Constantinos Ragazas said...

Brian,

Great post! Very exciting news. The plot thickens. We may be near solving the Stonehenge mystery!

You write, “On the matter of the striations [of the Avenue] I am still puzzled by those. “

Would you be equally puzzled if these striations were found at Stonehenge Bottom? Is it that Stonehenge sits along a hill side and The Avenue extends from it in a straight line for some 500 m that troubles you?

You write, “I suspect we will all meet eventually somewhere in the middle, with the archaeologists accepting that the stones were carried part of the way by ice and me accepting that they were carried part of the way by humans!!”

If the evidence calls that we meet at Stonehenge, Brian, will you be there? I'll bring a bottle of ouzo!

Kostas

TONY HINCHLIFFE said...

Oswald, Brian will probably admit to playing "Devil's Advocate" over Stonehenge issues quite a lot, just to stimulate thought & debate. However, I suspect that, had Stonehenge been built to the west of Offa's Dyke in, say, Monmouthshire, he would have used less offensive language in "Enigma" rather than describing Stonehenge as a 'gerry-built ruin'.
I feel sure there is a hefty chunk of good old-fashioned Celtic envy involved in some of Brian's language in this FIRST edition.

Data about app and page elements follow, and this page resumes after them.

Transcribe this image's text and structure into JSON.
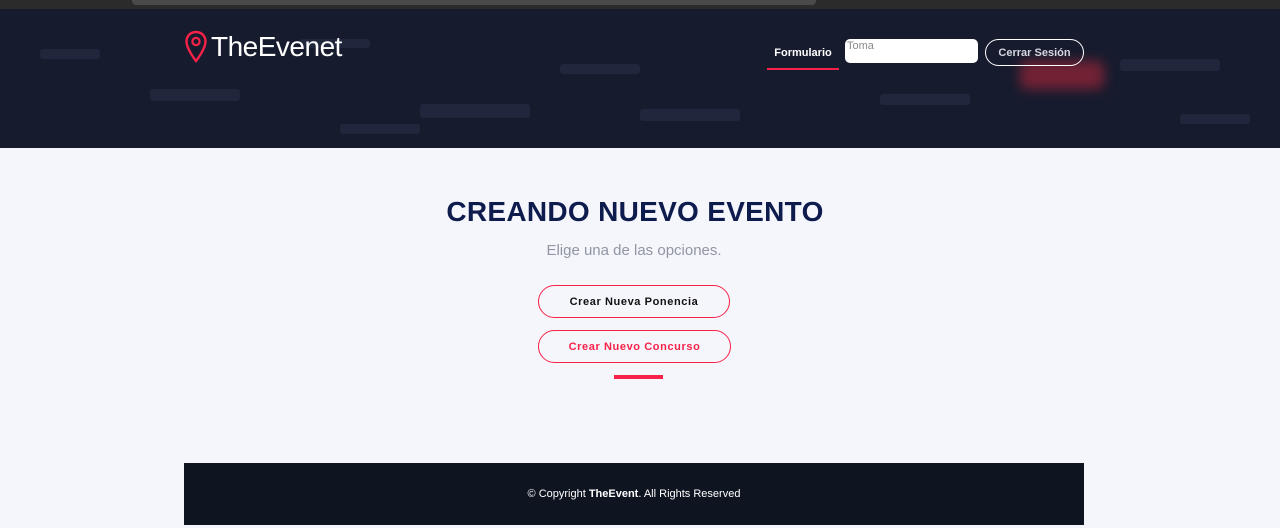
{
  "brand": {
    "name": "TheEvenet"
  },
  "nav": {
    "formulario_label": "Formulario",
    "search_placeholder": "Toma",
    "logout_label": "Cerrar Sesión"
  },
  "main": {
    "title": "CREANDO NUEVO EVENTO",
    "subtitle": "Elige una de las opciones.",
    "options": [
      {
        "label": "Crear Nueva Ponencia"
      },
      {
        "label": "Crear Nuevo Concurso"
      }
    ]
  },
  "footer": {
    "prefix": "© Copyright ",
    "brand": "TheEvent",
    "suffix": ". All Rights Reserved"
  },
  "colors": {
    "accent": "#f82249",
    "header_bg": "#161b2e",
    "title": "#0e1b4d",
    "footer_bg": "#0f1421"
  },
  "icons": {
    "logo": "map-pin-icon"
  }
}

And I'm not particularly pro-Stonehenge even though I live in Wiltshire: you see, I was born in Yorkshire, God's own country. To some of us of a certain age, 'gerry-built' has unpleasant war-time Teutonic connotations.

BRIAN JOHN said...

Kostas -- it's the details of those deep grooves that I find puzzling. I would like to see the details when all the relevant work is written up. See my post for 16 December 2010.

Tony -- yes of course I'm being Devil's advocate part of the time. Mind you, not ALL of the time....!! Celtic envy? Heaven forbid -- I would have been just as disrespectful of Stonehenge even if it had been on my own doorstep! Sorry if the term "jerry-built" causes offence -- but I was by no means the first to use that term with respect to Stonehenge. And the term has nothing at all to do with Germany -- the term "jerry-built" is simply an old dialect term meaning "of defective quality or inferior workmanship."

Constantinos Ragazas said...

Thanks, Brian, for re-directing me to your Dec. 16 post.

I have examined these photos of The Avenue grooves and share with your puzzlement!

Considering their general downward direction and round etching into the chalk bedrock, are these channels consistent with water streaming? I agree they don't look like permafrost stripes.

Kostas

BRIAN JOHN said...

There could be a permafrost origin -- but the stripes would have to run directly downslope, and I'm not sure what the topography is in the places where they have been recorded. Dr Charles French is the person who might know......as Tony has pointed out.

Yes, there might be a role for water trickling along in rills or slight depressions during the melting season.